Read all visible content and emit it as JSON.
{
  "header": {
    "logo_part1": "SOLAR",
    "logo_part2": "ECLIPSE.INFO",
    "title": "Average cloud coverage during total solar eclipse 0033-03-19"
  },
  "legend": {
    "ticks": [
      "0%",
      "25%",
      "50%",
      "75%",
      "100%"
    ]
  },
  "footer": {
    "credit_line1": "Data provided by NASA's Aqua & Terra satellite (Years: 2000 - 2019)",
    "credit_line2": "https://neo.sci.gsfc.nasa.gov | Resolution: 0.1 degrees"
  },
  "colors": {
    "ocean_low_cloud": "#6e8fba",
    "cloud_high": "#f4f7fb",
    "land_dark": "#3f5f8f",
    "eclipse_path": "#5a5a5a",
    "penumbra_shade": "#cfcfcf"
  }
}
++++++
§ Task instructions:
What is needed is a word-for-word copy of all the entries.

§ Answer to this problem:
Read all visible content and emit it as JSON.
{
  "header": {
    "logo_part1": "SOLAR",
    "logo_part2": "ECLIPSE.INFO",
    "title": "Average cloud coverage during total solar eclipse 0033-03-19"
  },
  "legend": {
    "ticks": [
      "0%",
      "25%",
      "50%",
      "75%",
      "100%"
    ]
  },
  "footer": {
    "credit_line1": "Data provided by NASA's Aqua & Terra satellite (Years: 2000 - 2019)",
    "credit_line2": "https://neo.sci.gsfc.nasa.gov | Resolution: 0.1 degrees"
  },
  "colors": {
    "ocean_low_cloud": "#6e8fba",
    "cloud_high": "#f4f7fb",
    "land_dark": "#3f5f8f",
    "eclipse_path": "#5a5a5a",
    "penumbra_shade": "#cfcfcf"
  }
}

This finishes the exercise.